The economic pattern in this country has been that of cooperation from all social groups offering different skills. Still such social group or caste-based skills are not passé. Integrating such skills with the new Skill India is not easy. But the government has to look for avenues for integrating them. It has to go beyond the bureaucratic registration process to make most of Modi’s make in India to stand-up India a success. Many such people do not want to register. They want the benefit but they do not want to be socially seen as seekers of favour. It is a difficult social process. If they do not come forward, they lose and in the process the entire nation its society, economy and even political set-up become losers.
There should also be a policy discussion how the social groups which were strong pillars of India’s socio-economic structure can be rejuvenated without creating new problems or divisions. In short, the government has to include the existing skills with the new approach something that was trying to be attempted through the set-ups like master craftsmen.
The 35 percent rise in KVIC is an indicator that village workers can contribute. The village industries segment as a whole registered sale of Rs 36,425 crore during 2015-16 against Rs 31,965 crore during 2014-15. This marks a jump of 14 per cent. The growth in 2014-15 was just 6.29 per cent. The sales in 2013-14 were Rs 30,073 crore. This phenomenon has to be widened to include most of the country which remains out of its ambit.
The country also has to look ways to bring down prices and strengthen the rupee. Stronger rupee is a must for a growth that has to be all encompassing. High prices and taxes are bane of the economy. The new economy in the long run cannot be inflationary, discriminatory and exploitative. It should give support to the needy but avoid proffering doles.
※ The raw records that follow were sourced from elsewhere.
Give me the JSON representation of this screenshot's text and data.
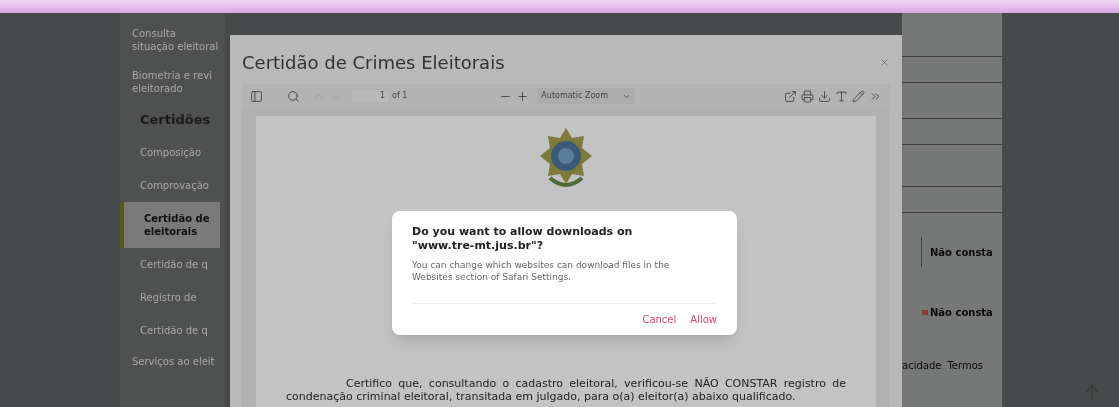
{
  "sidebar": {
    "items": [
      {
        "label": "Consulta situação eleitoral",
        "kind": "link",
        "selected": false
      },
      {
        "label": "Biometria e revi eleitorado",
        "kind": "link",
        "selected": false
      },
      {
        "label": "Certidões",
        "kind": "heading",
        "selected": false
      },
      {
        "label": "Composição",
        "kind": "sub",
        "selected": false
      },
      {
        "label": "Comprovação",
        "kind": "sub",
        "selected": false
      },
      {
        "label": "Certidão de eleitorais",
        "kind": "sub",
        "selected": true
      },
      {
        "label": "Certidão de q",
        "kind": "sub",
        "selected": false
      },
      {
        "label": "Registro de",
        "kind": "sub",
        "selected": false
      },
      {
        "label": "Certidão de q",
        "kind": "sub",
        "selected": false
      },
      {
        "label": "Serviços ao eleit",
        "kind": "link",
        "selected": false
      }
    ]
  },
  "modal": {
    "title": "Certidão de Crimes Eleitorais",
    "viewer": {
      "page": "1",
      "page_count": "of 1",
      "zoom": "Automatic Zoom",
      "paragraph": "Certifico que, consultando o cadastro eleitoral, verificou-se NÃO CONSTAR registro de condenação criminal eleitoral, transitada em julgado, para o(a) eleitor(a) abaixo qualificado."
    }
  },
  "alert": {
    "title": "Do you want to allow downloads on \"www.tre-mt.jus.br\"?",
    "message": "You can change which websites can download files in the Websites section of Safari Settings.",
    "buttons": [
      "Cancel",
      "Allow"
    ]
  },
  "right_panel": {
    "results": [
      "Não consta",
      "Não consta"
    ],
    "footer_links": [
      "acidade",
      "Termos"
    ]
  }
}
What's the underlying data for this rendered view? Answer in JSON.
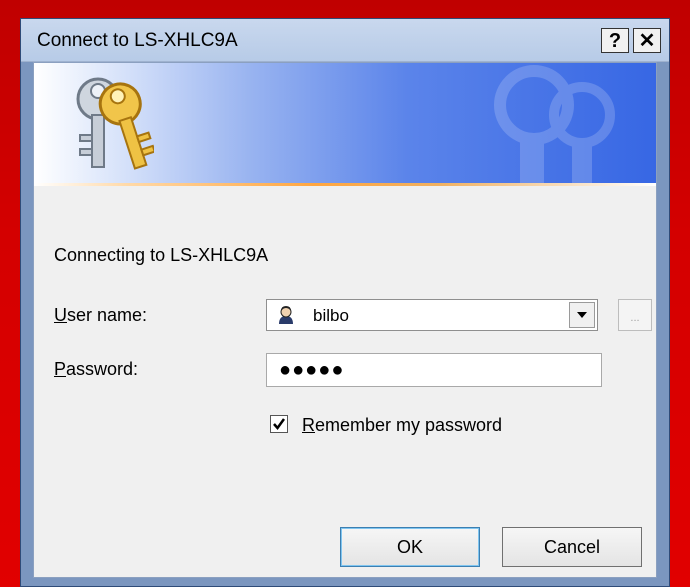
{
  "window": {
    "title": "Connect to LS-XHLC9A",
    "help_label": "?",
    "close_label": "✕"
  },
  "banner": {
    "icon": "keys-icon",
    "watermark_icon": "keys-watermark-icon"
  },
  "form": {
    "connecting_text": "Connecting to LS-XHLC9A",
    "username_label_key": "U",
    "username_label_rest": "ser name:",
    "username_value": "bilbo",
    "username_icon": "user-avatar-icon",
    "browse_label": "...",
    "password_label_key": "P",
    "password_label_rest": "assword:",
    "password_mask": "●●●●●",
    "remember_checked": true,
    "remember_label_key": "R",
    "remember_label_rest": "emember my password"
  },
  "buttons": {
    "ok_label": "OK",
    "cancel_label": "Cancel"
  },
  "colors": {
    "background": "#d40000",
    "banner_accent": "#3767e4",
    "banner_line": "#ffa640"
  }
}
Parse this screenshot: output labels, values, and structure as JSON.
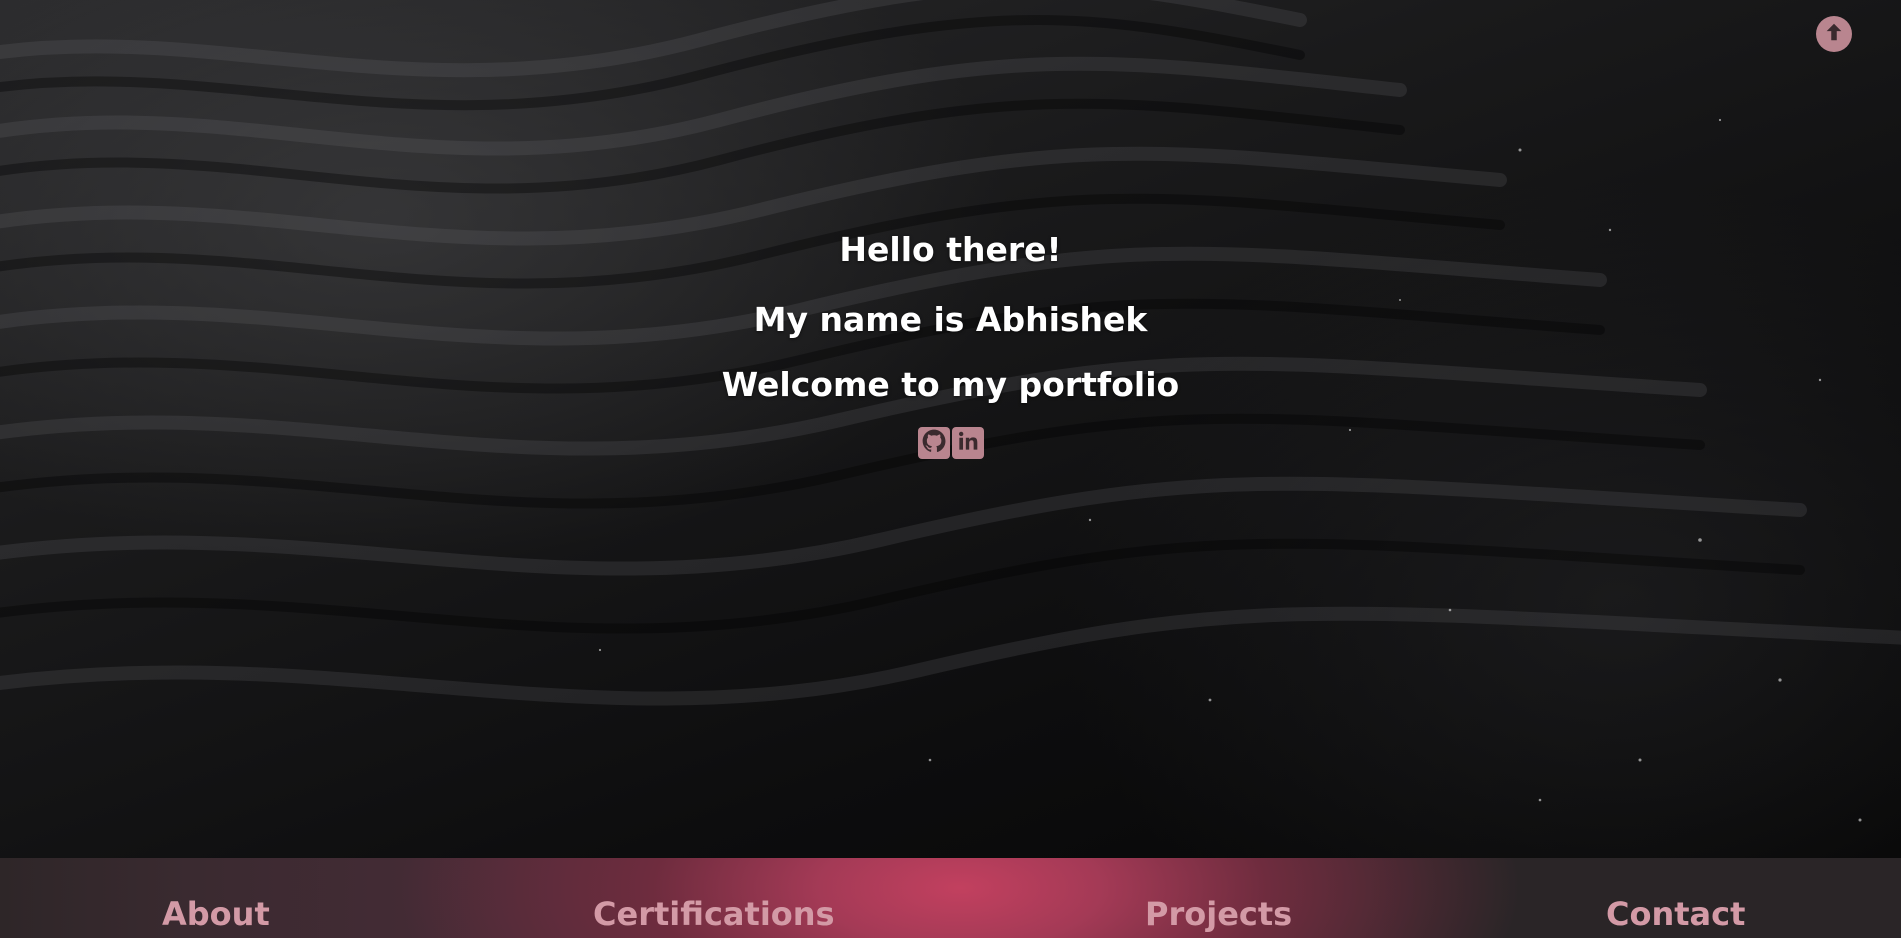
{
  "hero": {
    "greeting": "Hello there!",
    "name_line": "My name is Abhishek",
    "welcome_line": "Welcome to my portfolio"
  },
  "socials": [
    {
      "icon": "github-icon"
    },
    {
      "icon": "linkedin-icon"
    }
  ],
  "scroll_top": {
    "icon": "arrow-up-icon"
  },
  "nav": {
    "about": "About",
    "certifications": "Certifications",
    "projects": "Projects",
    "contact": "Contact"
  },
  "colors": {
    "accent": "#b9858f",
    "nav_text": "#d39aa6",
    "nav_glow": "#c2405f",
    "hero_text": "#ffffff"
  }
}
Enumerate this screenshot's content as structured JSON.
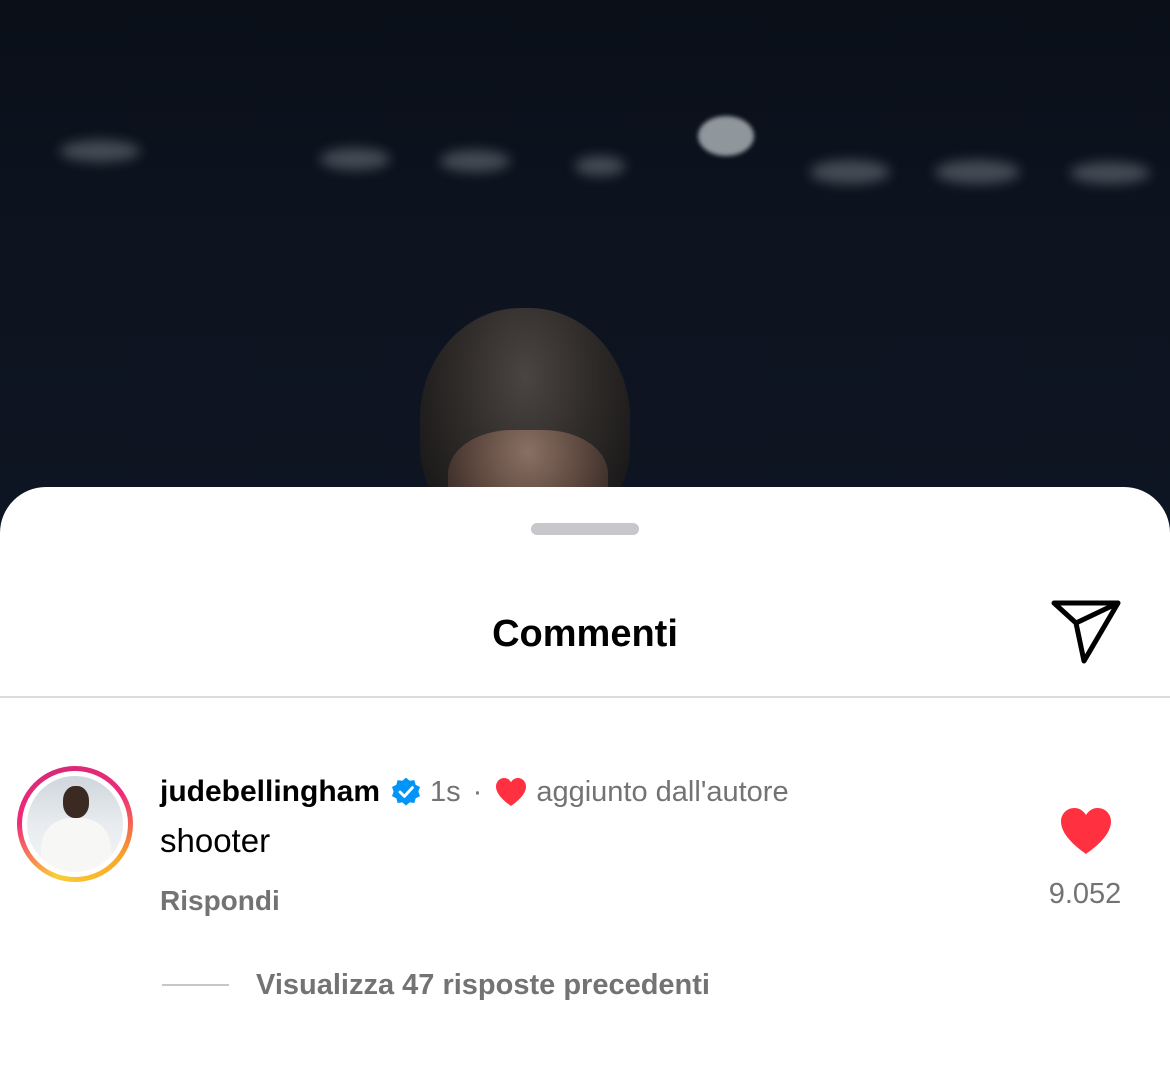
{
  "sheet": {
    "title": "Commenti",
    "share_icon": "paper-plane-icon"
  },
  "comment": {
    "username": "judebellingham",
    "verified_icon": "verified-badge-icon",
    "time": "1s",
    "separator": "·",
    "author_liked_icon": "heart-icon",
    "author_liked_text": "aggiunto dall'autore",
    "text": "shooter",
    "reply_label": "Rispondi",
    "like_icon": "heart-icon",
    "like_count": "9.052",
    "view_replies_label": "Visualizza 47 risposte precedenti"
  },
  "colors": {
    "heart": "#ff3040",
    "verified": "#0095f6",
    "secondary_text": "#737373"
  }
}
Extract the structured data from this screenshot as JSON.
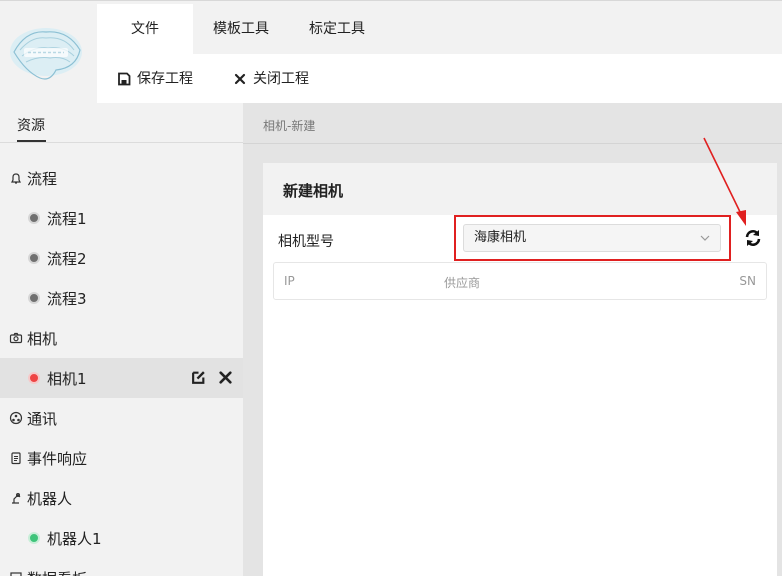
{
  "menu": {
    "tabs": [
      {
        "label": "文件",
        "active": true
      },
      {
        "label": "模板工具",
        "active": false
      },
      {
        "label": "标定工具",
        "active": false
      }
    ],
    "toolbar": {
      "save_label": "保存工程",
      "close_label": "关闭工程"
    }
  },
  "sidebar": {
    "tab_label": "资源",
    "groups": [
      {
        "label": "流程",
        "icon": "bell-icon",
        "children": [
          "流程1",
          "流程2",
          "流程3"
        ]
      },
      {
        "label": "相机",
        "icon": "camera-icon",
        "children": [
          "相机1"
        ]
      },
      {
        "label": "通讯",
        "icon": "network-icon",
        "children": []
      },
      {
        "label": "事件响应",
        "icon": "clipboard-icon",
        "children": []
      },
      {
        "label": "机器人",
        "icon": "robot-arm-icon",
        "children": [
          "机器人1"
        ]
      },
      {
        "label": "数据看板",
        "icon": "dashboard-icon",
        "children": []
      }
    ],
    "selected_item": "相机1"
  },
  "main": {
    "breadcrumb": "相机-新建",
    "panel": {
      "title": "新建相机",
      "camera_model_label": "相机型号",
      "camera_model_value": "海康相机",
      "table_headers": [
        "IP",
        "供应商",
        "SN"
      ]
    }
  },
  "colors": {
    "accent_red": "#e02020",
    "status_grey": "#707070",
    "status_red": "#ee4444",
    "status_green": "#3ec47a"
  }
}
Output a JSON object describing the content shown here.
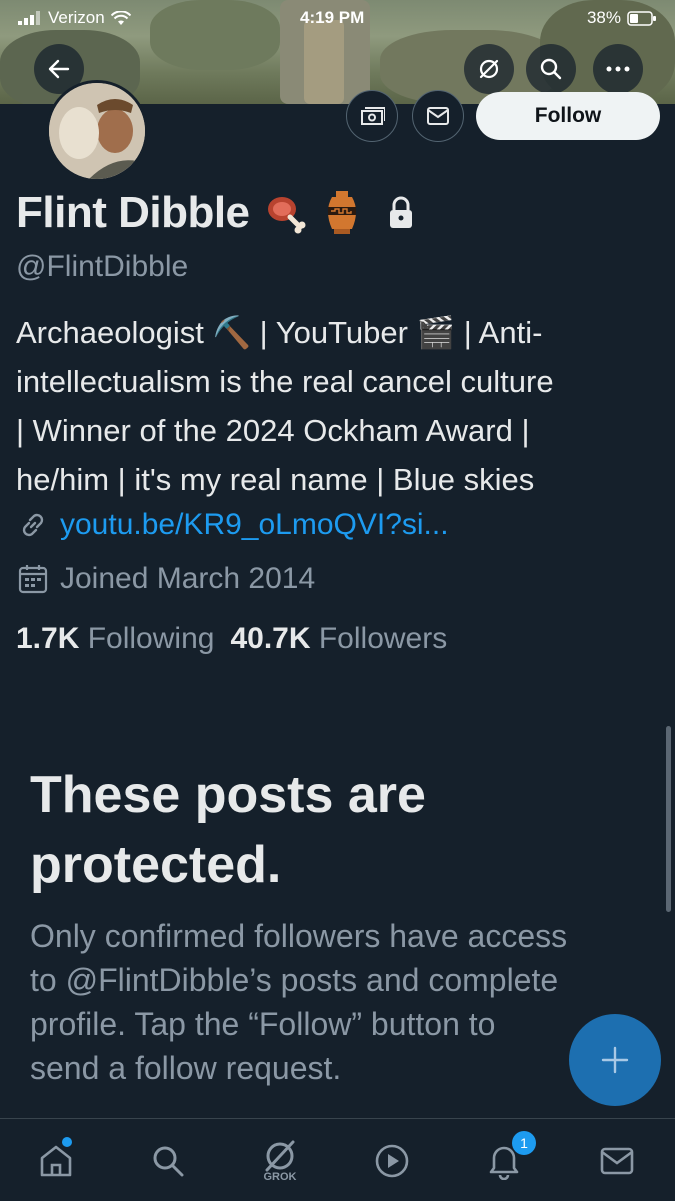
{
  "status_bar": {
    "carrier": "Verizon",
    "time": "4:19 PM",
    "battery": "38%"
  },
  "header": {
    "follow_label": "Follow"
  },
  "profile": {
    "name": "Flint Dibble",
    "handle": "@FlintDibble",
    "bio_lines": [
      "Archaeologist ⛏️ | YouTuber 🎬 | Anti-",
      "intellectualism is the real cancel culture",
      "| Winner of the 2024 Ockham Award |",
      "he/him | it's my real name | Blue skies"
    ],
    "link": "youtu.be/KR9_oLmoQVI?si...",
    "joined": "Joined March 2014",
    "following_count": "1.7K",
    "following_label": "Following",
    "followers_count": "40.7K",
    "followers_label": "Followers"
  },
  "protected": {
    "title_lines": [
      "These posts are",
      "protected."
    ],
    "body_lines": [
      "Only confirmed followers have access",
      "to @FlintDibble’s posts and complete",
      "profile. Tap the “Follow” button to",
      "send a follow request."
    ]
  },
  "nav": {
    "grok_label": "GROK",
    "notifications_badge": "1"
  },
  "colors": {
    "background": "#15202b",
    "accent": "#1d9bf0",
    "secondary_text": "#8b98a5"
  }
}
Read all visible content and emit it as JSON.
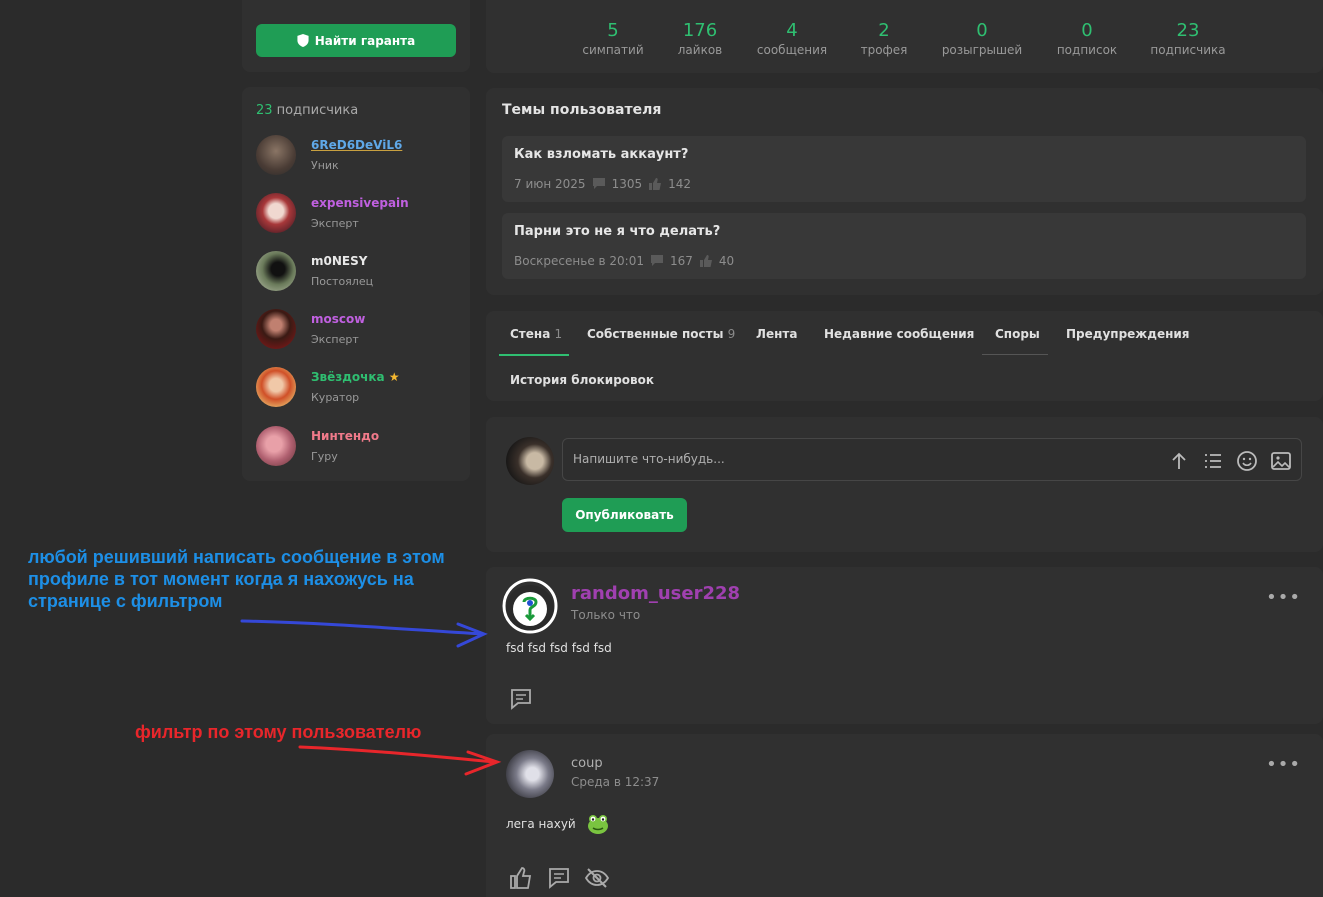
{
  "guarantor": {
    "button_label": "Найти гаранта",
    "icon": "shield-icon"
  },
  "followers": {
    "count": "23",
    "label": " подписчика",
    "items": [
      {
        "name": "6ReD6DeViL6",
        "rank": "Уник",
        "color": "#5fa8e8"
      },
      {
        "name": "expensivepain",
        "rank": "Эксперт",
        "color": "#c060e0"
      },
      {
        "name": "m0NESY",
        "rank": "Постоялец",
        "color": "#e8e8e8"
      },
      {
        "name": "moscow",
        "rank": "Эксперт",
        "color": "#c060e0"
      },
      {
        "name": "Звёздочка",
        "rank": "Куратор",
        "color": "#2fbf71"
      },
      {
        "name": "Нинтендо",
        "rank": "Гуру",
        "color": "#f07a8a"
      }
    ]
  },
  "stats": [
    {
      "value": "5",
      "label": "симпатий"
    },
    {
      "value": "176",
      "label": "лайков"
    },
    {
      "value": "4",
      "label": "сообщения"
    },
    {
      "value": "2",
      "label": "трофея"
    },
    {
      "value": "0",
      "label": "розыгрышей"
    },
    {
      "value": "0",
      "label": "подписок"
    },
    {
      "value": "23",
      "label": "подписчика"
    }
  ],
  "topics": {
    "title": "Темы пользователя",
    "items": [
      {
        "title": "Как взломать аккаунт?",
        "date": "7 июн 2025",
        "replies": "1305",
        "likes": "142"
      },
      {
        "title": "Парни это не я что делать?",
        "date": "Воскресенье в 20:01",
        "replies": "167",
        "likes": "40"
      }
    ]
  },
  "tabs": [
    {
      "label": "Стена",
      "count": "1"
    },
    {
      "label": "Собственные посты",
      "count": "9"
    },
    {
      "label": "Лента",
      "count": ""
    },
    {
      "label": "Недавние сообщения",
      "count": ""
    },
    {
      "label": "Споры",
      "count": ""
    },
    {
      "label": "Предупреждения",
      "count": ""
    },
    {
      "label": "История блокировок",
      "count": ""
    }
  ],
  "composer": {
    "placeholder": "Напишите что-нибудь...",
    "publish_label": "Опубликовать"
  },
  "posts": [
    {
      "author": "random_user228",
      "time": "Только что",
      "text": "fsd fsd fsd fsd fsd",
      "author_color": "#a040b0"
    },
    {
      "author": "coup",
      "time": "Среда в 12:37",
      "text": "лега нахуй",
      "author_color": "#b0b0b0"
    }
  ],
  "annotations": {
    "blue": "любой решивший написать сообщение в этом профиле в тот момент когда я нахожусь на странице с фильтром",
    "red": "фильтр по этому пользователю"
  },
  "colors": {
    "accent": "#2fbf71",
    "button": "#1f9d55",
    "annotation_blue": "#1d8fe6",
    "annotation_red": "#e8262b"
  }
}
It must be an open economy with few rules, paper work and virtually setting up path to fast decision making. It is not necessary to expand to $ 5 trillion economy or more but include all in that process. That is what an Indian pines for.